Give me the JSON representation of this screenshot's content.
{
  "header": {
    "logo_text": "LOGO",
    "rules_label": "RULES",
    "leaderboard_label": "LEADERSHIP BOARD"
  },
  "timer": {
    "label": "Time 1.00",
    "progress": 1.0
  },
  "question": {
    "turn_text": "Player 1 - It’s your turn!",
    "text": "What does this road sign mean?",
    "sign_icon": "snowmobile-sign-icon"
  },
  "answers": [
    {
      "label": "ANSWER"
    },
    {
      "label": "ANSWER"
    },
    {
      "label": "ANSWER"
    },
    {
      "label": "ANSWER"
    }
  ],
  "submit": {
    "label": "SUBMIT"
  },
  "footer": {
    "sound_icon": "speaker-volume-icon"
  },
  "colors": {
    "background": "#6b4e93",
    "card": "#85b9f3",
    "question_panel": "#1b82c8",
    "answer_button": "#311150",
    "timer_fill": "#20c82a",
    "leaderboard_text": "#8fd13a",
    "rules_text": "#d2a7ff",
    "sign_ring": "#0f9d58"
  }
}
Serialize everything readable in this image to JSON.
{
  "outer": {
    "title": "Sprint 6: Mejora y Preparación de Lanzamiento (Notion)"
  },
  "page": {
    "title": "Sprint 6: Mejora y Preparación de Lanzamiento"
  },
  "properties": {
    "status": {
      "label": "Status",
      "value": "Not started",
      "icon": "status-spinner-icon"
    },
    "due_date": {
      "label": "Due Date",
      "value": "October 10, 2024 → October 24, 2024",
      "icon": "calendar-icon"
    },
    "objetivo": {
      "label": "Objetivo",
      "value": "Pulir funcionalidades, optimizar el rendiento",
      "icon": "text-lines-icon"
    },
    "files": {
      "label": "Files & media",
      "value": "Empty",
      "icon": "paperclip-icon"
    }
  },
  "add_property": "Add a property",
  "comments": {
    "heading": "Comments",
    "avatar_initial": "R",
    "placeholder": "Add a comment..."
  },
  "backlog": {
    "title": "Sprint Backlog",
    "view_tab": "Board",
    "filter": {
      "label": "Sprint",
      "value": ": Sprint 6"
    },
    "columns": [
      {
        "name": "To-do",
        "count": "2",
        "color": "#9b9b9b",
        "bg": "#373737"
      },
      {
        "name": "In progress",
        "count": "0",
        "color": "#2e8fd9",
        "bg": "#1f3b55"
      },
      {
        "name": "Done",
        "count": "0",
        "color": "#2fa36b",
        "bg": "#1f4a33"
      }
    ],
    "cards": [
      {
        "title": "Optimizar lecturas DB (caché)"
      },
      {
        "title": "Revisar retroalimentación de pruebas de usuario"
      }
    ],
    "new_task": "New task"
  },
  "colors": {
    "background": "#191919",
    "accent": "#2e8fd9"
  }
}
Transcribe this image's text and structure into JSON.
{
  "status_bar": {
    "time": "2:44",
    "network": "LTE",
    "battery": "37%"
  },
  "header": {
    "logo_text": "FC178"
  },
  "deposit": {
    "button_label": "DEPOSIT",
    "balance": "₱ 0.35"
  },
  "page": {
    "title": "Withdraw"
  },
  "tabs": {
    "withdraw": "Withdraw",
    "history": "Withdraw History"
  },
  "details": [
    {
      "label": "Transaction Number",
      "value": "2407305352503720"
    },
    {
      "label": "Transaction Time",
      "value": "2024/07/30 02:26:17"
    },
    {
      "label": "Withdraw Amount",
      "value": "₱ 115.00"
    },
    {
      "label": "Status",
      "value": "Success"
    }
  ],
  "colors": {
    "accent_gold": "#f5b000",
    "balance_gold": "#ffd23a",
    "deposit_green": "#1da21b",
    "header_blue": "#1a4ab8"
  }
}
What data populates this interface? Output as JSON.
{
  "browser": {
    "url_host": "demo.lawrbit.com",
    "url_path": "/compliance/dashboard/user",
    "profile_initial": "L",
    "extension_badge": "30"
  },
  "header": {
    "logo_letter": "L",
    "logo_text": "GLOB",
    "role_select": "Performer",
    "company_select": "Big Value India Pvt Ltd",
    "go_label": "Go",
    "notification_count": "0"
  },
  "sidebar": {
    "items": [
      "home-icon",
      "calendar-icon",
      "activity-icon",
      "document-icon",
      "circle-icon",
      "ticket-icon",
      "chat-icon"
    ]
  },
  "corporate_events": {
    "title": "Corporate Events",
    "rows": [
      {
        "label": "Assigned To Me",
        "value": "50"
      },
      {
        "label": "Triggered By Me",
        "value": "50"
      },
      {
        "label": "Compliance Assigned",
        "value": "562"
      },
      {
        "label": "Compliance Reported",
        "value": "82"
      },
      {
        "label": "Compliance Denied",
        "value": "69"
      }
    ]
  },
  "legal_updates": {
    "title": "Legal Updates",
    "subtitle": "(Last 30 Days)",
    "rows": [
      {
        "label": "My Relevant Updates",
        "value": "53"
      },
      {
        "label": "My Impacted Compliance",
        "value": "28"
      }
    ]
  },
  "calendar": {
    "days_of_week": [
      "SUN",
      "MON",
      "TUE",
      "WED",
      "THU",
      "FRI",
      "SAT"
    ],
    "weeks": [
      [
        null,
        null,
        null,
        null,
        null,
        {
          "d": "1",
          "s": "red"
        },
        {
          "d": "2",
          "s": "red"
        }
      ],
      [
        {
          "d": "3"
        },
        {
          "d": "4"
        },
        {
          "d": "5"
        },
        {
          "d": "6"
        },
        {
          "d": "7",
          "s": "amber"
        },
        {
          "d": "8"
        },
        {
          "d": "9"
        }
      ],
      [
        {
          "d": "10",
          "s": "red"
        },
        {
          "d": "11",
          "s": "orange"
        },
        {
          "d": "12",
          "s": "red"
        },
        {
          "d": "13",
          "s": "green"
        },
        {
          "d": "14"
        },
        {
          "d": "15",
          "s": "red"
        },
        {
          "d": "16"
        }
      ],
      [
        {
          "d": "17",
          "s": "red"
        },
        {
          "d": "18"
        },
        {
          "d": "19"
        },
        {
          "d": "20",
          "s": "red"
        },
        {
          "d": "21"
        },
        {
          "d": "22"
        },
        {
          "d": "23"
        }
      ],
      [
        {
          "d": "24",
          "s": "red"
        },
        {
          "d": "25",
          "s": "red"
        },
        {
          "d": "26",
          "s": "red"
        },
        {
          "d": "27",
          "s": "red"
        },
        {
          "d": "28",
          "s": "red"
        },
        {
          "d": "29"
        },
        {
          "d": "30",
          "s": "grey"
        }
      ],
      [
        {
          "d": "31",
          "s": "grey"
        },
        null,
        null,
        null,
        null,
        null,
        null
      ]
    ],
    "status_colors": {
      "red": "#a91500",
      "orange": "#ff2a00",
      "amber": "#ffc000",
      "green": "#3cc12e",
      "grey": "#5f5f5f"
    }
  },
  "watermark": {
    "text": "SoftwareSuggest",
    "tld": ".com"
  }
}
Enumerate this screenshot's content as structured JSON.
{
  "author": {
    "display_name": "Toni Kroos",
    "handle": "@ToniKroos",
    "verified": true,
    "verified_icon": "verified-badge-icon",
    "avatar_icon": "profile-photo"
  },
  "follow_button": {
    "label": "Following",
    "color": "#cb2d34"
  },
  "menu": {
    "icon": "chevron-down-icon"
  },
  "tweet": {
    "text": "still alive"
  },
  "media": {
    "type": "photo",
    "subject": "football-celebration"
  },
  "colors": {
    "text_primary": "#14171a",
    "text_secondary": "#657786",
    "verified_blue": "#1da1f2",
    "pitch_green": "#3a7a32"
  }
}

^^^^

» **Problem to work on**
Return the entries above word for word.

» **Response area**
Give me the JSON representation of this screenshot's content.
{
  "header": {
    "logo_text": "LOGO",
    "rules_label": "RULES",
    "leaderboard_label": "LEADERSHIP BOARD"
  },
  "timer": {
    "label": "Time 1.00",
    "progress": 1.0
  },
  "question": {
    "turn_text": "Player 1 - It’s your turn!",
    "text": "What does this road sign mean?",
    "sign_icon": "snowmobile-sign-icon"
  },
  "answers": [
    {
      "label": "ANSWER"
    },
    {
      "label": "ANSWER"
    },
    {
      "label": "ANSWER"
    },
    {
      "label": "ANSWER"
    }
  ],
  "submit": {
    "label": "SUBMIT"
  },
  "footer": {
    "sound_icon": "speaker-volume-icon"
  },
  "colors": {
    "background": "#6b4e93",
    "card": "#85b9f3",
    "question_panel": "#1b82c8",
    "answer_button": "#311150",
    "timer_fill": "#20c82a",
    "leaderboard_text": "#8fd13a",
    "rules_text": "#d2a7ff",
    "sign_ring": "#0f9d58"
  }
}
Serialize everything readable in this image to JSON.
{
  "outer": {
    "title": "Sprint 6: Mejora y Preparación de Lanzamiento (Notion)"
  },
  "page": {
    "title": "Sprint 6: Mejora y Preparación de Lanzamiento"
  },
  "properties": {
    "status": {
      "label": "Status",
      "value": "Not started",
      "icon": "status-spinner-icon"
    },
    "due_date": {
      "label": "Due Date",
      "value": "October 10, 2024 → October 24, 2024",
      "icon": "calendar-icon"
    },
    "objetivo": {
      "label": "Objetivo",
      "value": "Pulir funcionalidades, optimizar el rendiento",
      "icon": "text-lines-icon"
    },
    "files": {
      "label": "Files & media",
      "value": "Empty",
      "icon": "paperclip-icon"
    }
  },
  "add_property": "Add a property",
  "comments": {
    "heading": "Comments",
    "avatar_initial": "R",
    "placeholder": "Add a comment..."
  },
  "backlog": {
    "title": "Sprint Backlog",
    "view_tab": "Board",
    "filter": {
      "label": "Sprint",
      "value": ": Sprint 6"
    },
    "columns": [
      {
        "name": "To-do",
        "count": "2",
        "color": "#9b9b9b",
        "bg": "#373737"
      },
      {
        "name": "In progress",
        "count": "0",
        "color": "#2e8fd9",
        "bg": "#1f3b55"
      },
      {
        "name": "Done",
        "count": "0",
        "color": "#2fa36b",
        "bg": "#1f4a33"
      }
    ],
    "cards": [
      {
        "title": "Optimizar lecturas DB (caché)"
      },
      {
        "title": "Revisar retroalimentación de pruebas de usuario"
      }
    ],
    "new_task": "New task"
  },
  "colors": {
    "background": "#191919",
    "accent": "#2e8fd9"
  }
}
Transcribe this image's text and structure into JSON.
{
  "status_bar": {
    "time": "2:44",
    "network": "LTE",
    "battery": "37%"
  },
  "header": {
    "logo_text": "FC178"
  },
  "deposit": {
    "button_label": "DEPOSIT",
    "balance": "₱ 0.35"
  },
  "page": {
    "title": "Withdraw"
  },
  "tabs": {
    "withdraw": "Withdraw",
    "history": "Withdraw History"
  },
  "details": [
    {
      "label": "Transaction Number",
      "value": "2407305352503720"
    },
    {
      "label": "Transaction Time",
      "value": "2024/07/30 02:26:17"
    },
    {
      "label": "Withdraw Amount",
      "value": "₱ 115.00"
    },
    {
      "label": "Status",
      "value": "Success"
    }
  ],
  "colors": {
    "accent_gold": "#f5b000",
    "balance_gold": "#ffd23a",
    "deposit_green": "#1da21b",
    "header_blue": "#1a4ab8"
  }
}
What data populates this interface? Output as JSON.
{
  "browser": {
    "url_host": "demo.lawrbit.com",
    "url_path": "/compliance/dashboard/user",
    "profile_initial": "L",
    "extension_badge": "30"
  },
  "header": {
    "logo_letter": "L",
    "logo_text": "GLOB",
    "role_select": "Performer",
    "company_select": "Big Value India Pvt Ltd",
    "go_label": "Go",
    "notification_count": "0"
  },
  "sidebar": {
    "items": [
      "home-icon",
      "calendar-icon",
      "activity-icon",
      "document-icon",
      "circle-icon",
      "ticket-icon",
      "chat-icon"
    ]
  },
  "corporate_events": {
    "title": "Corporate Events",
    "rows": [
      {
        "label": "Assigned To Me",
        "value": "50"
      },
      {
        "label": "Triggered By Me",
        "value": "50"
      },
      {
        "label": "Compliance Assigned",
        "value": "562"
      },
      {
        "label": "Compliance Reported",
        "value": "82"
      },
      {
        "label": "Compliance Denied",
        "value": "69"
      }
    ]
  },
  "legal_updates": {
    "title": "Legal Updates",
    "subtitle": "(Last 30 Days)",
    "rows": [
      {
        "label": "My Relevant Updates",
        "value": "53"
      },
      {
        "label": "My Impacted Compliance",
        "value": "28"
      }
    ]
  },
  "calendar": {
    "days_of_week": [
      "SUN",
      "MON",
      "TUE",
      "WED",
      "THU",
      "FRI",
      "SAT"
    ],
    "weeks": [
      [
        null,
        null,
        null,
        null,
        null,
        {
          "d": "1",
          "s": "red"
        },
        {
          "d": "2",
          "s": "red"
        }
      ],
      [
        {
          "d": "3"
        },
        {
          "d": "4"
        },
        {
          "d": "5"
        },
        {
          "d": "6"
        },
        {
          "d": "7",
          "s": "amber"
        },
        {
          "d": "8"
        },
        {
          "d": "9"
        }
      ],
      [
        {
          "d": "10",
          "s": "red"
        },
        {
          "d": "11",
          "s": "orange"
        },
        {
          "d": "12",
          "s": "red"
        },
        {
          "d": "13",
          "s": "green"
        },
        {
          "d": "14"
        },
        {
          "d": "15",
          "s": "red"
        },
        {
          "d": "16"
        }
      ],
      [
        {
          "d": "17",
          "s": "red"
        },
        {
          "d": "18"
        },
        {
          "d": "19"
        },
        {
          "d": "20",
          "s": "red"
        },
        {
          "d": "21"
        },
        {
          "d": "22"
        },
        {
          "d": "23"
        }
      ],
      [
        {
          "d": "24",
          "s": "red"
        },
        {
          "d": "25",
          "s": "red"
        },
        {
          "d": "26",
          "s": "red"
        },
        {
          "d": "27",
          "s": "red"
        },
        {
          "d": "28",
          "s": "red"
        },
        {
          "d": "29"
        },
        {
          "d": "30",
          "s": "grey"
        }
      ],
      [
        {
          "d": "31",
          "s": "grey"
        },
        null,
        null,
        null,
        null,
        null,
        null
      ]
    ],
    "status_colors": {
      "red": "#a91500",
      "orange": "#ff2a00",
      "amber": "#ffc000",
      "green": "#3cc12e",
      "grey": "#5f5f5f"
    }
  },
  "watermark": {
    "text": "SoftwareSuggest",
    "tld": ".com"
  }
}
Enumerate this screenshot's content as structured JSON.
{
  "author": {
    "display_name": "Toni Kroos",
    "handle": "@ToniKroos",
    "verified": true,
    "verified_icon": "verified-badge-icon",
    "avatar_icon": "profile-photo"
  },
  "follow_button": {
    "label": "Following",
    "color": "#cb2d34"
  },
  "menu": {
    "icon": "chevron-down-icon"
  },
  "tweet": {
    "text": "still alive"
  },
  "media": {
    "type": "photo",
    "subject": "football-celebration"
  },
  "colors": {
    "text_primary": "#14171a",
    "text_secondary": "#657786",
    "verified_blue": "#1da1f2",
    "pitch_green": "#3a7a32"
  }
}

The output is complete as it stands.